- **TASK DETAILS**
Using the word "handleClick" as the filter, copy each matching line from the records.

- **THE INPUT**
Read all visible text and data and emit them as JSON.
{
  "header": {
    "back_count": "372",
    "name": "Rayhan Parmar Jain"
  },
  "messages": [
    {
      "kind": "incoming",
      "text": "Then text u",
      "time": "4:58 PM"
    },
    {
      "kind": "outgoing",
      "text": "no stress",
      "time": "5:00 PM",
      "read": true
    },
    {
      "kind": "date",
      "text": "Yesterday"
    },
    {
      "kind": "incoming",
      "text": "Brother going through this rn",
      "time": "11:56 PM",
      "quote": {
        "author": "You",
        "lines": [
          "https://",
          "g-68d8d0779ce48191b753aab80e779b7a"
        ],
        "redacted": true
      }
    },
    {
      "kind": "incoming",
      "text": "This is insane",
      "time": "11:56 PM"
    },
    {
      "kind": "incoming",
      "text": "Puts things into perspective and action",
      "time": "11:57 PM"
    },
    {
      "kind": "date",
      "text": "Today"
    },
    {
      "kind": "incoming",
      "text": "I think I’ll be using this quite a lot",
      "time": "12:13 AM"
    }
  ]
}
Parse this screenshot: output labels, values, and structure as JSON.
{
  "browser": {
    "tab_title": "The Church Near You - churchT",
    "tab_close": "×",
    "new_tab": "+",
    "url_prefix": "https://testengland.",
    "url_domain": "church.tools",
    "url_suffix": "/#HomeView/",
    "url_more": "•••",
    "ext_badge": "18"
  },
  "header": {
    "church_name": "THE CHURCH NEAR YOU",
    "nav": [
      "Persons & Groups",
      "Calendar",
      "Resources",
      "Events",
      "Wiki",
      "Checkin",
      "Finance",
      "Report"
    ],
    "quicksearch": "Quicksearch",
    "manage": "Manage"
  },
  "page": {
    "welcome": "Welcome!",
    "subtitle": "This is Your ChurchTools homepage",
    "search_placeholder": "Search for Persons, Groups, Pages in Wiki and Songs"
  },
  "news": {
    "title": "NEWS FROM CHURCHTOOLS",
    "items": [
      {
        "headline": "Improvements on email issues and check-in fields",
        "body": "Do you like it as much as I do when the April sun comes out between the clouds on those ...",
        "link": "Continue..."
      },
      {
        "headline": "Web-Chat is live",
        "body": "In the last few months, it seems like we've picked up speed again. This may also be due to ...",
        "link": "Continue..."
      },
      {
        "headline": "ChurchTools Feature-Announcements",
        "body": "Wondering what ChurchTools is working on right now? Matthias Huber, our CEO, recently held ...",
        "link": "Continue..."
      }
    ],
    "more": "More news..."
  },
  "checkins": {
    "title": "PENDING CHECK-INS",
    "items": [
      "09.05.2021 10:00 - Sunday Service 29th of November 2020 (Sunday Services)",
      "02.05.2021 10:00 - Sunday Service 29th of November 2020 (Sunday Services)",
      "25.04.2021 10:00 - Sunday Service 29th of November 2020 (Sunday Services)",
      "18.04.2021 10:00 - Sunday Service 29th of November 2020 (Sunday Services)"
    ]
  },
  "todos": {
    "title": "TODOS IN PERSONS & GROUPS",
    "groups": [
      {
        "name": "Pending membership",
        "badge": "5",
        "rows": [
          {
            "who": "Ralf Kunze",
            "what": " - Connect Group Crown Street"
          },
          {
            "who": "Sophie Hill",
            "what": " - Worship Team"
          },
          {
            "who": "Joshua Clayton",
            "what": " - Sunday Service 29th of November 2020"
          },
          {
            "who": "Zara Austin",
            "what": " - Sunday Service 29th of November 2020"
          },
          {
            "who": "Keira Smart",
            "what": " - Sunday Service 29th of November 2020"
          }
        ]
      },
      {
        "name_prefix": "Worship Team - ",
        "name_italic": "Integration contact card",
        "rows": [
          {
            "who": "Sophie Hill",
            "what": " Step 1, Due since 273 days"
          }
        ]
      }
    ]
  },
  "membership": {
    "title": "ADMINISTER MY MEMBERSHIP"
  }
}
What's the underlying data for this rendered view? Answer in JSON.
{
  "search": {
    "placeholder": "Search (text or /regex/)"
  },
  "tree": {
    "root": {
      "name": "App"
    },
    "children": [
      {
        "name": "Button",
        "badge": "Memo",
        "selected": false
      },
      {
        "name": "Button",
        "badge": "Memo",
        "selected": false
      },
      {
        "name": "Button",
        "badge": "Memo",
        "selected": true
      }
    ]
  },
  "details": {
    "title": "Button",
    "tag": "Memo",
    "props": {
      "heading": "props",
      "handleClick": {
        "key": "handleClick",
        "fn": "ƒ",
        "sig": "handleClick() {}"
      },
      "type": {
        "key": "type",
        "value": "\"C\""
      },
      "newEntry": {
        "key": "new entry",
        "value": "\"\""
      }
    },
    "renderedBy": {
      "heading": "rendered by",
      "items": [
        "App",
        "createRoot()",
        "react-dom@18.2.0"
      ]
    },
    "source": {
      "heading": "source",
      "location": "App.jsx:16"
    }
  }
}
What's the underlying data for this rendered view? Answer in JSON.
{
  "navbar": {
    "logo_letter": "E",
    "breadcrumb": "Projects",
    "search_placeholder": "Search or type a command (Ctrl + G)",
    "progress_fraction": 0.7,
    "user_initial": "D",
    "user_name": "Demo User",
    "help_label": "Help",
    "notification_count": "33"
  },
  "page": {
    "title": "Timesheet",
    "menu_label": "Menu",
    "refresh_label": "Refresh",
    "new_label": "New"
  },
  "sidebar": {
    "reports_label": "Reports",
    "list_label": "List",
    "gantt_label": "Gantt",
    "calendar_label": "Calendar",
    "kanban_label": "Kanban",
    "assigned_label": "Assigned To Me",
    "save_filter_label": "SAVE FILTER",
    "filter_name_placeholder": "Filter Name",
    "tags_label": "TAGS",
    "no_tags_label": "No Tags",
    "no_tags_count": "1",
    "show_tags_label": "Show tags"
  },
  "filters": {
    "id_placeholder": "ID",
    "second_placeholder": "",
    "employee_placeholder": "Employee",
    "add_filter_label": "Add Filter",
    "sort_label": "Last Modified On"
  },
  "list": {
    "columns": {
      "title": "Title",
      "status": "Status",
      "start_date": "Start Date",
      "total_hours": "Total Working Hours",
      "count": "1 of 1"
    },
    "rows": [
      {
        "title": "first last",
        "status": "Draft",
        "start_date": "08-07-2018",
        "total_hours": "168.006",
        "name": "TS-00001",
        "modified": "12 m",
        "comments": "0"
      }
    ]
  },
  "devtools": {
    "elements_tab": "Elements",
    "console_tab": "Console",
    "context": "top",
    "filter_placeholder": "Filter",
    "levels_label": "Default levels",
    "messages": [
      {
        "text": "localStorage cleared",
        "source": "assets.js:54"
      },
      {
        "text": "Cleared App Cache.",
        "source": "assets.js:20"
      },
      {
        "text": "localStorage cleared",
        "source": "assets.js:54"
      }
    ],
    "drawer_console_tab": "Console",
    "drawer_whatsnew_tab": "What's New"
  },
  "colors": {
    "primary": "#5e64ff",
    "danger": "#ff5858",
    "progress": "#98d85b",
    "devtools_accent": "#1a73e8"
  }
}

- **SOLUTION FOR THIS TASK**
      "handleClick": {
        "key": "handleClick",
        "sig": "handleClick() {}"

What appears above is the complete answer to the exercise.